Where a line in the entries below contains the word "고객센터", it counts; give the total by itself.
*** Information provided Section Begins ***
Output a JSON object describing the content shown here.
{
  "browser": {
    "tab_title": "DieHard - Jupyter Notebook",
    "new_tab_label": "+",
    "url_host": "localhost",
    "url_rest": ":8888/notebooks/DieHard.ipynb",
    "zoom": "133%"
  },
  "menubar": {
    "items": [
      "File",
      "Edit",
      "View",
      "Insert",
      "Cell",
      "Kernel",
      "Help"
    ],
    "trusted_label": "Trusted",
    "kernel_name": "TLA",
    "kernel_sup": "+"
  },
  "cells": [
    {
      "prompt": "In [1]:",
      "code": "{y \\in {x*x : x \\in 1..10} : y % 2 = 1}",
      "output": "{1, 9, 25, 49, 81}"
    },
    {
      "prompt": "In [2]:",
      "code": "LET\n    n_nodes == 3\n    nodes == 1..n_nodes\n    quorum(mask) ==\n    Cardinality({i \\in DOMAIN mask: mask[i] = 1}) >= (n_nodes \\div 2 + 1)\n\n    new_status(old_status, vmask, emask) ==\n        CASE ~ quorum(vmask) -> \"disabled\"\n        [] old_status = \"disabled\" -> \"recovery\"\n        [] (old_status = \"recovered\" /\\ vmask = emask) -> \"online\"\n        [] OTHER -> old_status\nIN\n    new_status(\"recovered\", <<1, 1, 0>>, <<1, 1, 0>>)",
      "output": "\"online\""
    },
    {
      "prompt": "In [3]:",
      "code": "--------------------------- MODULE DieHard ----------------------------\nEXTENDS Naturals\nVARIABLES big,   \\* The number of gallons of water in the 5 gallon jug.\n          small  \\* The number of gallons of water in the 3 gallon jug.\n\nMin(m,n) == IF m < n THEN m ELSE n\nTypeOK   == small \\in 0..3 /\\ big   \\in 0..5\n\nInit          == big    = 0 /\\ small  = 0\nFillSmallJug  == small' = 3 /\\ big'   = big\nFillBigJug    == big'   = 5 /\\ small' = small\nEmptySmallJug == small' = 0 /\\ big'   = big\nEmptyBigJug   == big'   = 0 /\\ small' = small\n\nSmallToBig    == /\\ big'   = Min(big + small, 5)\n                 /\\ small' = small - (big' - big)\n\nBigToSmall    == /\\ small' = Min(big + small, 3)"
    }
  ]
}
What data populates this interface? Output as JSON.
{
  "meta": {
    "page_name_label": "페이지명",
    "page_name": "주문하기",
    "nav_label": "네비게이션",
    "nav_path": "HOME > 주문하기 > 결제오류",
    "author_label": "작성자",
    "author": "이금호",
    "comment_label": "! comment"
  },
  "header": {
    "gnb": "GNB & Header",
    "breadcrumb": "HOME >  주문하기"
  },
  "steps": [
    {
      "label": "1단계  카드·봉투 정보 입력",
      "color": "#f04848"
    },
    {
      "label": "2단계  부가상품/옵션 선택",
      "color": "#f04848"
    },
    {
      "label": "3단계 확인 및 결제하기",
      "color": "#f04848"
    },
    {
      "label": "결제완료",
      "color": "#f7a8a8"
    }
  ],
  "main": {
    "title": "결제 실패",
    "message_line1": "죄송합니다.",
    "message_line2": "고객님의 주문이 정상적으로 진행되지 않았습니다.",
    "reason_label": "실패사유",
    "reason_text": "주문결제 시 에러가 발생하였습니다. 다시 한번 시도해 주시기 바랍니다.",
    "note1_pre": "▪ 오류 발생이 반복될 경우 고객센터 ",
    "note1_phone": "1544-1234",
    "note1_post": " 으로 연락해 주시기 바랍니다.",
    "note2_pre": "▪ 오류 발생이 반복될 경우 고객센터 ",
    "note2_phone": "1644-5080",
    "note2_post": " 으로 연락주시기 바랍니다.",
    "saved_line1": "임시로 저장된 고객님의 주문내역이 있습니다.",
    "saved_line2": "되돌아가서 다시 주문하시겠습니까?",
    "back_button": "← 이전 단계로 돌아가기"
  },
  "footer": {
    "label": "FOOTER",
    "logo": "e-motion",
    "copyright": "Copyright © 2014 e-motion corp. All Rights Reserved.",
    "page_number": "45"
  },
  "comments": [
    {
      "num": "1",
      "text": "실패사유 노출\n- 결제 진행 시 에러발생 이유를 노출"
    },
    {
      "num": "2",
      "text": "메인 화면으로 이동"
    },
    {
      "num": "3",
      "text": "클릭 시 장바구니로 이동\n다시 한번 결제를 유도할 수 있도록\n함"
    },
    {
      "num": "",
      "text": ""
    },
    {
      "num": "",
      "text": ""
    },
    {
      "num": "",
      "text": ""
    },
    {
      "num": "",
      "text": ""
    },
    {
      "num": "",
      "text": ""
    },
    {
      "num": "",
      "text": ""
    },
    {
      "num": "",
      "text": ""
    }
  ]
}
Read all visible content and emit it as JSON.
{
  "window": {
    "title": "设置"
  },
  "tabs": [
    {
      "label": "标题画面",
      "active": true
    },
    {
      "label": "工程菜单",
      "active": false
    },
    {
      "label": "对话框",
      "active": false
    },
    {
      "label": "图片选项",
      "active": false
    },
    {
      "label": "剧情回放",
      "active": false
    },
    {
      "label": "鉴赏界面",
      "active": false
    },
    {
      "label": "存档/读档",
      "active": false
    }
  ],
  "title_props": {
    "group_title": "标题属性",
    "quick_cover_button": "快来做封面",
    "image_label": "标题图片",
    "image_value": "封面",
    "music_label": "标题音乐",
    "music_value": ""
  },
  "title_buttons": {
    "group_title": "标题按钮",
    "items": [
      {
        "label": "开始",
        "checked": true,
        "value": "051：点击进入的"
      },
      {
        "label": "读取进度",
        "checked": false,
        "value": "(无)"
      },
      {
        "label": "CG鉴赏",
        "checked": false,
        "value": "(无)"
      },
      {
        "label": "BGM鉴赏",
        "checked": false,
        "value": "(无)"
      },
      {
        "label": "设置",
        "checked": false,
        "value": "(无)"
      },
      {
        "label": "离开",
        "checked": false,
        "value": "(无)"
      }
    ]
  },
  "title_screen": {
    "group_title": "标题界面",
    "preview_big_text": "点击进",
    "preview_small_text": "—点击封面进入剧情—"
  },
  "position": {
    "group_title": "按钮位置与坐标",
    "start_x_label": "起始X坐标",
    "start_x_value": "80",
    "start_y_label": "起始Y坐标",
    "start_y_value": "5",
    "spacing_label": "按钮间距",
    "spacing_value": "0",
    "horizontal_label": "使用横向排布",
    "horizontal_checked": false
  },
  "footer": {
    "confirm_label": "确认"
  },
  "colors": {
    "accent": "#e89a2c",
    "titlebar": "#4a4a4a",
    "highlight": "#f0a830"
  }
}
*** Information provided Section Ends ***
# Answer
2